On Monday, Senator Lindsey Graham, the South Carolina Republican, reiterated a position that cuts against the core of the Constitution. President Donald Trump “must” invoke emergency powers to construct a border wall, he wrote, “if the White House and Congress fail to reach a deal.” The comment allies Graham with some immigration hard-liners in the Republican Party and is perhaps intended to avert another pointless government shutdown. But it marks a betrayal of Congress.
A border wall would be a major budget item, a transformative piece of infrastructure, and an impingement on the property rights of thousands of American citizens. “Less than one-third of the needed land is currently owned by the federal government,” explains Ilya Somin, a law professor at George Mason University. “The rest—as much as 1,300 miles—is held by private owners, Native American tribes, and state governments, many of whom are unlikely to sell voluntarily. Even if the wall does not cover the full 2,000 miles because it excludes some areas, such as those that have ‘natural’ barriers, many property owners will have to be displaced.”
Even when Republicans held both houses of Congress, they failed to approve funding for the wall that the Trump administration wants to build. What’s more, “nearly two-thirds of Americans surveyed in a new poll said they are against President Trump declaring a national emergency to direct the construction of a wall along the southern border,” The Hill reports, “almost twice the amount of those in favor of it.” The prospect of a president embarking on a major initiative unilaterally, against the popular will, and seizing thousands of parcels of private property in the process is why we have a Congress to check him.
The Framers assumed that those elected to the co-equal branch would jealously guard their power, at times even to excess. Instead, Graham has become so focused on currying favor with the president that he is betraying one of his core constitutional responsibilities in order to play sycophant. In doing so, he is exacerbating an imperial presidency that grew under Bill Clinton, George W. Bush, and Barack Obama. “Each abuse builds on the next,” writes David French, who concludes, “The loser is our constitutional republic.”

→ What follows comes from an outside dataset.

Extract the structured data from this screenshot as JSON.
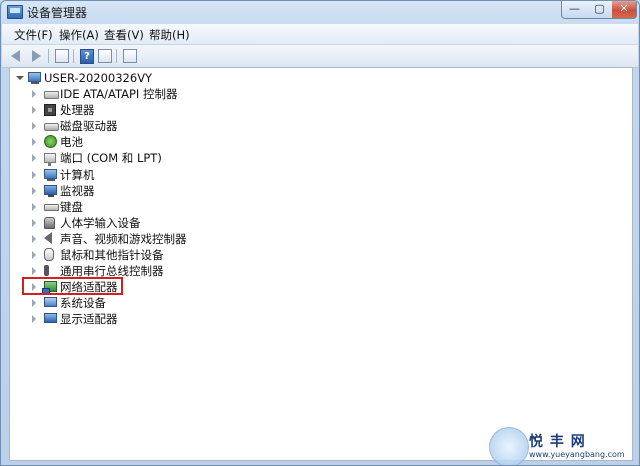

It is bad enough when presidents, their staffers, and their apologists undermine the separation of powers in favor of the executive branch. It is even worse when a legislator joins in undermining his own branch. There is only one position for a responsible U.S. senator: If the White House fails to reach a deal with Congress on a border wall, it simply doesn’t happen.